The time while your children are little—preschoolers or in early primary grades—is a good time to think about the competing place of academics and sports in their lives, and what you are willing to sacrifice in one area in order to bolster the other.
In the US, sports are an important part of child development. Participation in sports leads to healthier bodies, better thinking brains, better sleep, friendships, teamwork, popularity, and discipline. Colleges want to see that students have been active in sports.
The problem isn’t sports per se, but the balance between sports and schoolwork. Some students can handle a rigorous sports practice schedule and keep high grades; others can’t. When students can’t, what is the priority—team sports, academics, or some compromise?
I teach a sixth grade student who plays fall football. He has three-hour practices three evenings a week, after which he showers, eats and then starts homework after 9 p.m. He also has a game on Saturdays—another four hours devoted to football. Football season starts in August and lasts until Thanksgiving—three and a half months of the school year. At mid-semester this fall, this student’s grades in reading and writing are in the low 70’s.
The mother knows football is partly to blame for her son’s mediocre grades, but she is reluctant to pull him from a sport he loves. She is also reluctant to limit her son to less practice time on school nights. If the coach says three hours, then three hours it is.
I have another sixth grader who plays year-round tennis. He practices several times a week with and without a coach. When he has a tennis match which conflicts with a reading/writing lesson, tennis wins. He is carrying a grade of 65 in ELA. The mother says he needs something which makes him feel good, and tennis is it.
In the past, I had another student who did gymnastics for three hours, four evenings a week. During the winter this student traveled to meets, sometimes taking whole weekends.
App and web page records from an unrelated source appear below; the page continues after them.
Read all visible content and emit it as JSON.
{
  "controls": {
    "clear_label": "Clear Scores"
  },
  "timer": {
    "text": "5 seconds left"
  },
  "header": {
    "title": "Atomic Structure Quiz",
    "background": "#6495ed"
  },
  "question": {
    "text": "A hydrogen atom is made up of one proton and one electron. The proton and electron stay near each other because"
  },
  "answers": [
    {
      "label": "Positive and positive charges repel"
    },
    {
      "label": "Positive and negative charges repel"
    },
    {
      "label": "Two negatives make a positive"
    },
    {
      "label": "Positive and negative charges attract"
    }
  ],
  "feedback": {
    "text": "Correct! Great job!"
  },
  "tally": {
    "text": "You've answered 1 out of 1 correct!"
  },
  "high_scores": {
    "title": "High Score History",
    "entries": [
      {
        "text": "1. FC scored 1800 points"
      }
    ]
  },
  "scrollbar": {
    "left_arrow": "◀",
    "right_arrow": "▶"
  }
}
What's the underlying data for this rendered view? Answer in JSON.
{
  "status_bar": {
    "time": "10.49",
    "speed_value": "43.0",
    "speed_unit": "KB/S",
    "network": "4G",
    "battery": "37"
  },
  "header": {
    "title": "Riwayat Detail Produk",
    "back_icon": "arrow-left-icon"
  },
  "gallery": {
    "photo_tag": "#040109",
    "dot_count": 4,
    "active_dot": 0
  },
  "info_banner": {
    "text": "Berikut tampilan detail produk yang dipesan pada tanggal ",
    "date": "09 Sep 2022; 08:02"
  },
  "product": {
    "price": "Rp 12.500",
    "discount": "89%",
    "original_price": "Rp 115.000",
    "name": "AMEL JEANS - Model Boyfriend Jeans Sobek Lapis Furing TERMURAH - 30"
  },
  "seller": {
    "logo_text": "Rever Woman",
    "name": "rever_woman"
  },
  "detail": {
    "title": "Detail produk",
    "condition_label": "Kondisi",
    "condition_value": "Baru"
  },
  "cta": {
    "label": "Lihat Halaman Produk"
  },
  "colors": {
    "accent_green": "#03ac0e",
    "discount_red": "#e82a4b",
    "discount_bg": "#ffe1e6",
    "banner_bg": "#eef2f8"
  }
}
Yet this student maintained a B average and won an academic scholarship to college.
If your child is still at the CVC stage of reading, then consideration of the place of sports in her or his life might seem premature. It’s not. You should decide ahead of time what grades you expect from your child and what you are willing to do to achieve those grades. Are you willing to commit to a sport which takes up many school evenings when your child could be doing homework? Are you willing to allow your child to participate many hours a week in a sport even though his grades are low? Where do you draw the line, if ever?
I recommend that when your little boy or girl signs up for T-ball or dance, that you appraise carefully the time commitment it entails. How will such a time commitment affect schoolwork? Talk to your child about your expectations and how your child can or cannot meet those expectations while still doing that sport. Then act accordingly.
Organized sports are optional. Doing well in school is not.